1939 34 evacuees arrived at the start of 1939 with two of their teachers. They got taught separately from the local children by the teachers who had come with them.
On the 15th September 1939 the headteacher of Cross-Hayes wrote about how she had fitted gas masks to every child in the school. In the same entry she wrote about the many air raid practices they had had over the past week.
On October 5th she wrote how she had discovered 3 of the evacuees had an infectious skin disease called impetigo, which is spread by bad hygiene.
A couple of days later (October 31st ) the headteacher mentioned impetigo again when she recounted Miss Burrow of the Education Committee spending all day treating cases of impetigo.
1940 On 4th June the headteacher of Cross-Hayes wrote that Mrs Foster of the county authorities had come to see what accommodation there was available for more evacuees. Mrs Foster had said although it would cause severe over-crowding, they could fit an extra 84 more evacuees at the school.
And my last recount from the headteacher of Cross-Hayes was written on 3rd July 1940 and said that the school nurse had spent the whole day cleaning the heads of 23 evacuated children who were found to be verminous. The headteacher went on to say that none of the local children were verminous.
Other Facts I Found out at the Wiltshire & Swindon History Centre
In 1939 alone, 15 evacuees went to Malmesbury Secondary School. Consequently they had to buy 12 additional desks.
In Malmesbury there were 48 foster parents taking in evacuees.
Generally people thought of evacuees as unruly and boisterous. I found an example of this in Westport School’s log book.

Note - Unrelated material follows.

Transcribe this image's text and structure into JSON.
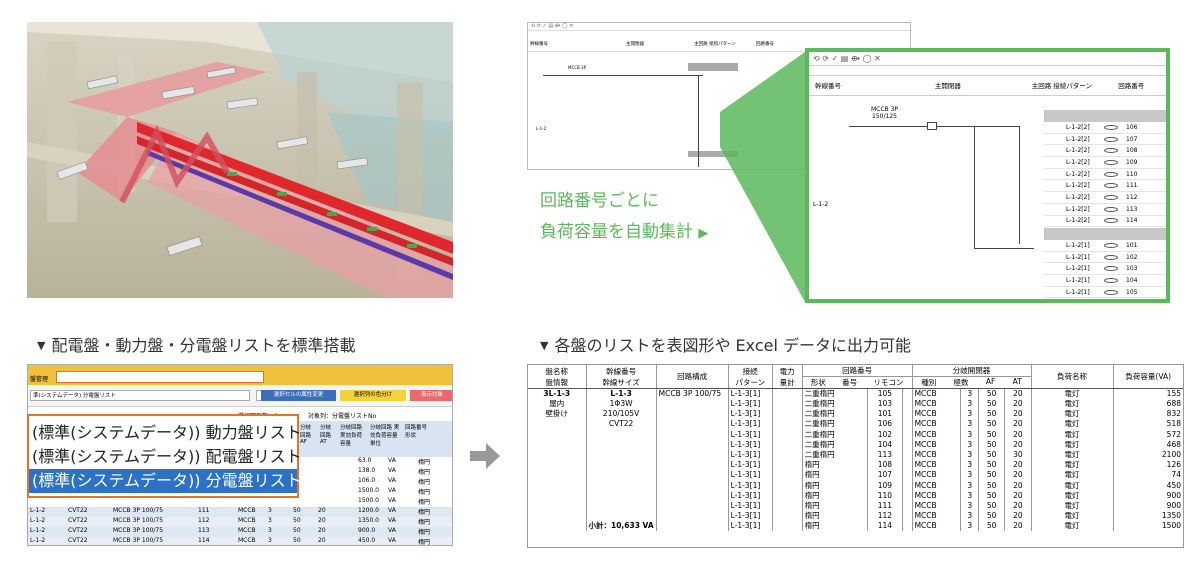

Residents living around the Triangle said they would be grateful if the foster parents would keep the evacuees under control out of school hours. This disturbance was caused by evacuees playing around the war memorial causing an uproar and distress to some elderly residents.
Evacuees were taken to and from their homes on a special train.
The first evacuation in 1939 did not give the evacuees any health checks, but they did in the second. During the second round of the evacuations, health checks were not compulsory, but parents were advised to allow their children to be checked as they were more likely to be fostered willingly. They introduced these checks due to the fact that many foster parents were refusing to take evacuees because of their poor hygiene.
There were no checks to see whether the foster parents were suitable to look after children, which I think is outrageous, and must have led to cases of neglect, abuse and over-work.
Once the war had ended, every foster family got a letter of appreciation from the Queen (who is our current Queen’s mother).